  • Sid Fernandez (58). Baseball history will remember Fernandez as a Met but he did appear in 27 games as an Oriole from 1994-95.
  • Ray Murray (b. 1917, d. 2003). Ray Murray was a member of the inaugural Baltimore Orioles. At age 36, his final year in the majors, he appeared in 22 games for the 1954 Orioles.

Today is a pretty rotten day in Orioles postseason history, as the Birds have an all-time October 12th record of just 2-5. If you want to hear the grisly details, read on.

  • In 2012, CC Sabathia outdueled Jason Hammel and Nate McLouth didn’t hit the foul pole as the Yankees eliminated the Orioles in game five of the ALDS.
  • In 1997, the Orioles tied game four of the ALCS in the ninth inning, but in the bottom half of the inning Armando Benitez gave up the walk off single. Why why why.
  • In 1996, the Yankees beat the Orioles 8-4 to take a 3-1 lead in the ALCS. The best thing I can say about this game is that I don’t really remember it. The box score tells me that Rocky Coppinger made the start and honestly, if Rocky Coppinger is starting in the ALCS you’ve already lost.
  • In 1983, the Orioles defeated the Phillies in game two of the World Series. Yes! Thank you, 1983 World Champions. Mike Boddicker pitched a complete game with just one unearned run allowed, and he had an RBI at the plate. Cal Ripken, John Lowenstein, and Rick Dempsey each knocked in a run.
  • In 1979, it was Scott McGregor’s turn for a complete game, though he gave up four runs in game three of the World Series against the Pirates. Luckily his teammates scored eight, half of which came from Kiko Garcia in the leadoff spot. The 8-4 win put the Orioles up 2-1 in the series.
  • In 1971, the Pirates held the Orioles two just three hits in game three of the World Series. Two of those hits were by Frank Robinson, who also had the team’s only RBI. Mike Cuellar walked six batters in six innings and the Orioles made three errors in the field in the 5-1 loss.
  • In 1969, Dave McNally gave up just two runs in nine innings against the New York Mets.
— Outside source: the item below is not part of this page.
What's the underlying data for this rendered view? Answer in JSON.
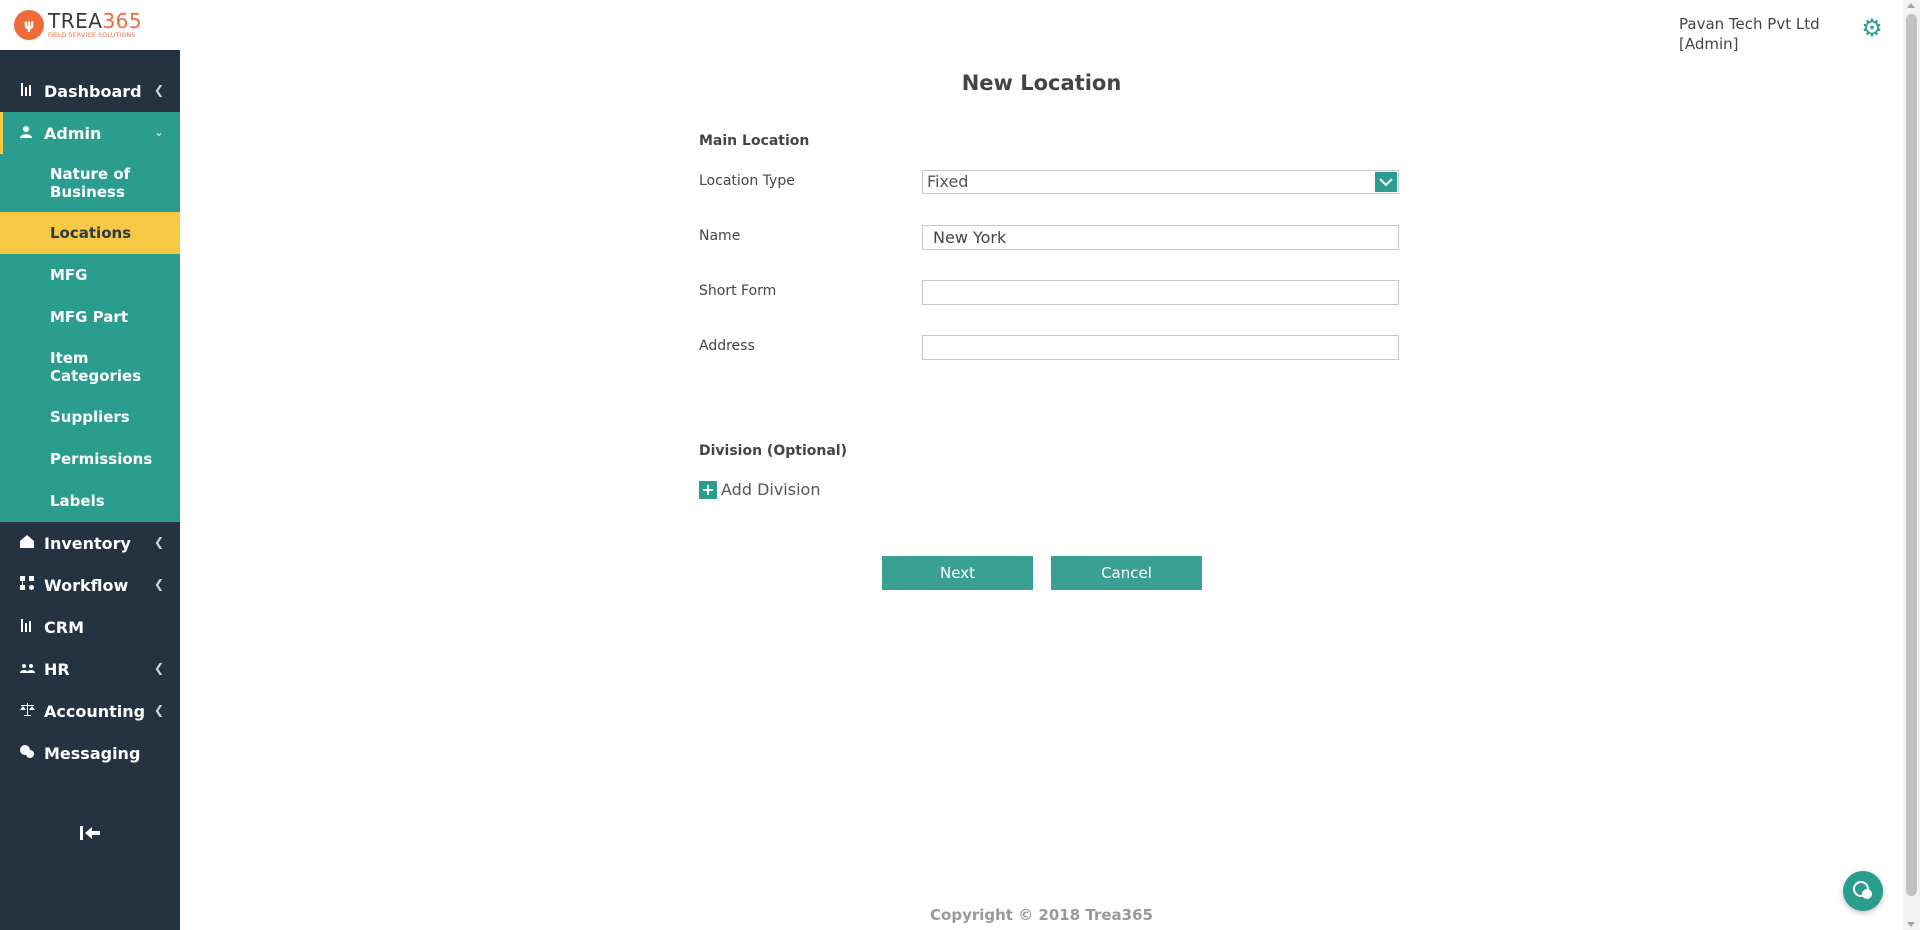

But the Orioles offense had only two hits and the team lost 2-1 to tie the World Series at 1-1.